Panthers’ head coach Ron Hunter, who entered his sixth season with 103 victories, was the head coach at IUPUI in downtown Indianapolis for 17 seasons and lived in the Indianapolis Pike High School district, where his son, R.J., was a standout performer before joining his dad when Ron Hunter took the Georgia State job.

R.J. Hunter plays for the Chicago Bulls and is a good friend of Thompson.

Thompson grew up near the Hunter residence and was friendly with the Hunter family, although Thompson attended Indianapolis Brebeuf Jesuit High School.

"I’ve always admired R.J, and knowing coach Hunter, he will have his team ready to play Friday night," Thompson said Wednesday. "Coach Hunter likes to change defenses a lot, so it’s a huge game for them, and a huge game for us.

"We need to bring the same kind of intensity against Georgia State as we brought against Villanova. I was talking to (assistant) coach (Kenneth) Lowe after the Villanova game, and he told me that if we bring that intensity every night, we won’t lose many games."

Purdue knows that Georgia State’s leading scorer — 6-foot-8 senior forward Jeremy Hollowell — will play with lots of intensity.

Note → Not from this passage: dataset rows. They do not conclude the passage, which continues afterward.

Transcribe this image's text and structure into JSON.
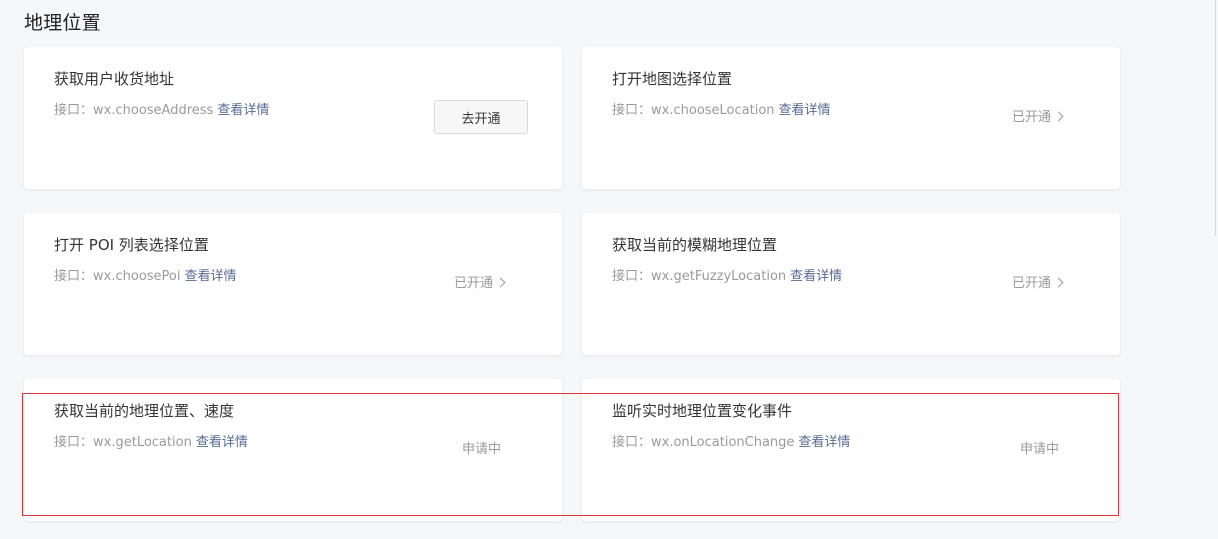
{
  "section": {
    "title": "地理位置"
  },
  "cards": [
    {
      "title": "获取用户收货地址",
      "api_prefix": "接口：",
      "api": "wx.chooseAddress",
      "detail_label": "查看详情",
      "action_label": "去开通"
    },
    {
      "title": "打开地图选择位置",
      "api_prefix": "接口：",
      "api": "wx.chooseLocation",
      "detail_label": "查看详情",
      "status_label": "已开通"
    },
    {
      "title": "打开 POI 列表选择位置",
      "api_prefix": "接口：",
      "api": "wx.choosePoi",
      "detail_label": "查看详情",
      "status_label": "已开通"
    },
    {
      "title": "获取当前的模糊地理位置",
      "api_prefix": "接口：",
      "api": "wx.getFuzzyLocation",
      "detail_label": "查看详情",
      "status_label": "已开通"
    },
    {
      "title": "获取当前的地理位置、速度",
      "api_prefix": "接口：",
      "api": "wx.getLocation",
      "detail_label": "查看详情",
      "status_label": "申请中"
    },
    {
      "title": "监听实时地理位置变化事件",
      "api_prefix": "接口：",
      "api": "wx.onLocationChange",
      "detail_label": "查看详情",
      "status_label": "申请中"
    }
  ],
  "colors": {
    "link": "#576b95",
    "highlight": "#d9363e",
    "background": "#f6f7f9"
  },
  "icons": [
    "chevron-right-icon"
  ]
}
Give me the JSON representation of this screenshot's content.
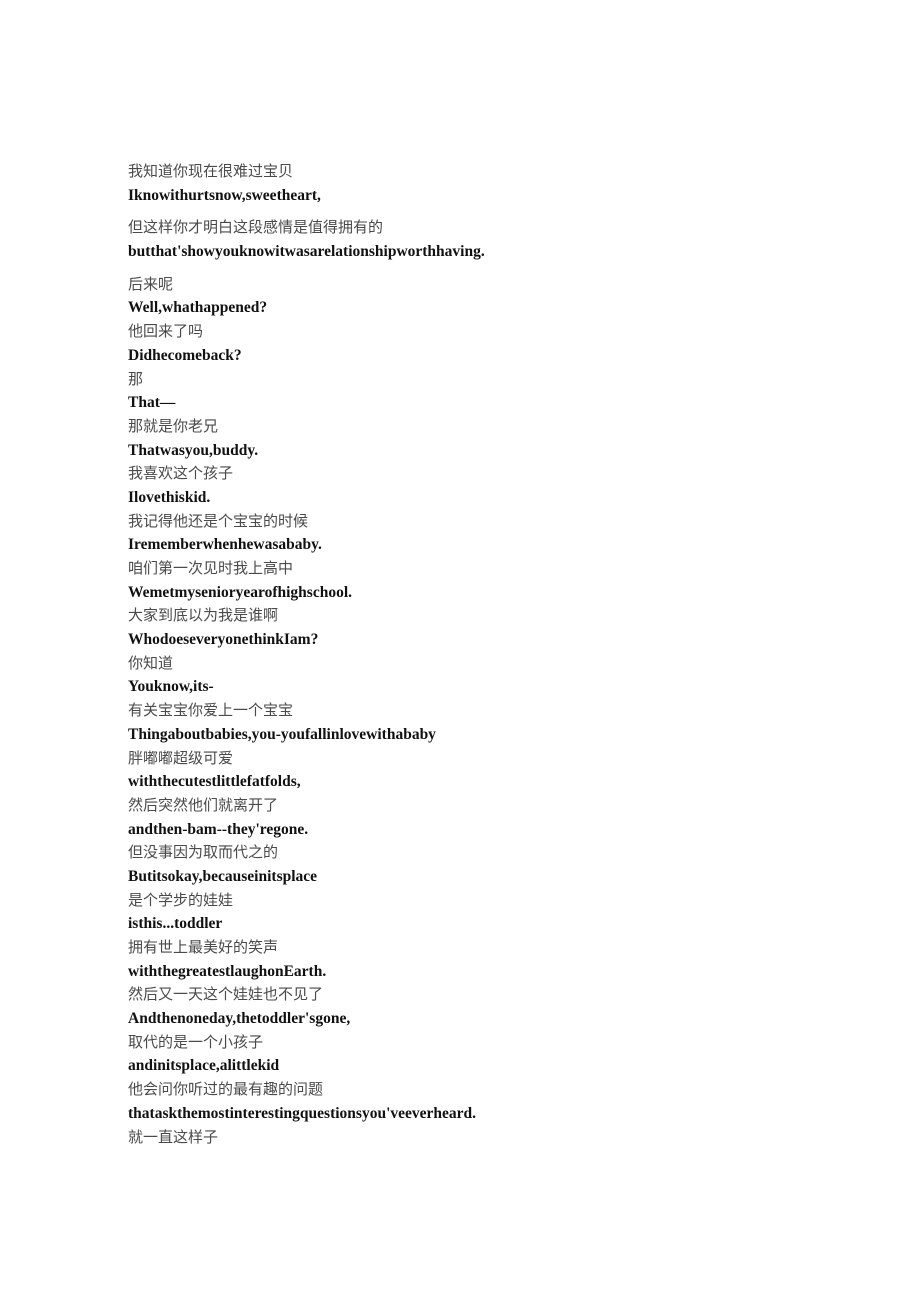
{
  "document": {
    "page_background": "#ffffff",
    "text_color_chinese": "#4a4a4a",
    "text_color_english": "#111111",
    "lines": [
      {
        "lang": "zh",
        "text": "我知道你现在很难过宝贝"
      },
      {
        "lang": "en",
        "text": "Iknowithurtsnow,sweetheart,"
      },
      {
        "lang": "zh",
        "text": "但这样你才明白这段感情是值得拥有的"
      },
      {
        "lang": "en",
        "text": "butthat'showyouknowitwasarelationshipworthhaving."
      },
      {
        "lang": "zh",
        "text": "后来呢"
      },
      {
        "lang": "en",
        "text": "Well,whathappened?"
      },
      {
        "lang": "zh",
        "text": "他回来了吗"
      },
      {
        "lang": "en",
        "text": "Didhecomeback?"
      },
      {
        "lang": "zh",
        "text": "那"
      },
      {
        "lang": "en",
        "text": "That—"
      },
      {
        "lang": "zh",
        "text": "那就是你老兄"
      },
      {
        "lang": "en",
        "text": "Thatwasyou,buddy."
      },
      {
        "lang": "zh",
        "text": "我喜欢这个孩子"
      },
      {
        "lang": "en",
        "text": "Ilovethiskid."
      },
      {
        "lang": "zh",
        "text": "我记得他还是个宝宝的时候"
      },
      {
        "lang": "en",
        "text": "Irememberwhenhewasababy."
      },
      {
        "lang": "zh",
        "text": "咱们第一次见时我上高中"
      },
      {
        "lang": "en",
        "text": "Wemetmysenioryearofhighschool."
      },
      {
        "lang": "zh",
        "text": "大家到底以为我是谁啊"
      },
      {
        "lang": "en",
        "text": "WhodoeseveryonethinkIam?"
      },
      {
        "lang": "zh",
        "text": "你知道"
      },
      {
        "lang": "en",
        "text": "Youknow,its-"
      },
      {
        "lang": "zh",
        "text": "有关宝宝你爱上一个宝宝"
      },
      {
        "lang": "en",
        "text": "Thingaboutbabies,you-youfallinlovewithababy"
      },
      {
        "lang": "zh",
        "text": "胖嘟嘟超级可爱"
      },
      {
        "lang": "en",
        "text": "withthecutestlittlefatfolds,"
      },
      {
        "lang": "zh",
        "text": "然后突然他们就离开了"
      },
      {
        "lang": "en",
        "text": "andthen-bam--they'regone."
      },
      {
        "lang": "zh",
        "text": "但没事因为取而代之的"
      },
      {
        "lang": "en",
        "text": "Butitsokay,becauseinitsplace"
      },
      {
        "lang": "zh",
        "text": "是个学步的娃娃"
      },
      {
        "lang": "en",
        "text": "isthis...toddler"
      },
      {
        "lang": "zh",
        "text": "拥有世上最美好的笑声"
      },
      {
        "lang": "en",
        "text": "withthegreatestlaughonEarth."
      },
      {
        "lang": "zh",
        "text": "然后又一天这个娃娃也不见了"
      },
      {
        "lang": "en",
        "text": "Andthenoneday,thetoddler'sgone,"
      },
      {
        "lang": "zh",
        "text": "取代的是一个小孩子"
      },
      {
        "lang": "en",
        "text": "andinitsplace,alittlekid"
      },
      {
        "lang": "zh",
        "text": "他会问你听过的最有趣的问题"
      },
      {
        "lang": "en",
        "text": "thataskthemostinterestingquestionsyou'veeverheard."
      },
      {
        "lang": "zh",
        "text": "就一直这样子"
      }
    ]
  }
}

Hollowell, who played high school basketball at Indianapolis Lawrence Central, was recruited by Purdue coach Matt Painter but ended up picking Indiana.

Hollowell transferred to Georgia State and is averaging 21.5 points and five rebounds.

Purdue forward Vince Edwards, who had 10 points, four rebounds and eight assists in Monday’s loss to Villanova, believes Georgia State will encounter a Boilermaker team that is eager to play after its performance against the 2016 national champions.

"We are excited about where we are now and how we can keep building," Edwards said. "There really is no ceiling as to where this team can go.

"We had some miscommunication on ball screens and some other mistakes against Villanova, but they are little things that we can correct. That’s one of the reasons we are excited to get right back out there and play Georgia State."

Georgia State’s primary task will be coping with Purdue’s 7-2 junior center Isaac Haas and 6-8 sophomore power forward Caleb Swanigan.

Haas is averaging 22 points and 4.5 rebounds, and Swanigan is averaging 21.5 points and 14 rebounds. Haas has made 17 of 21 shots from the field, and Swanigan has made 15 of 26.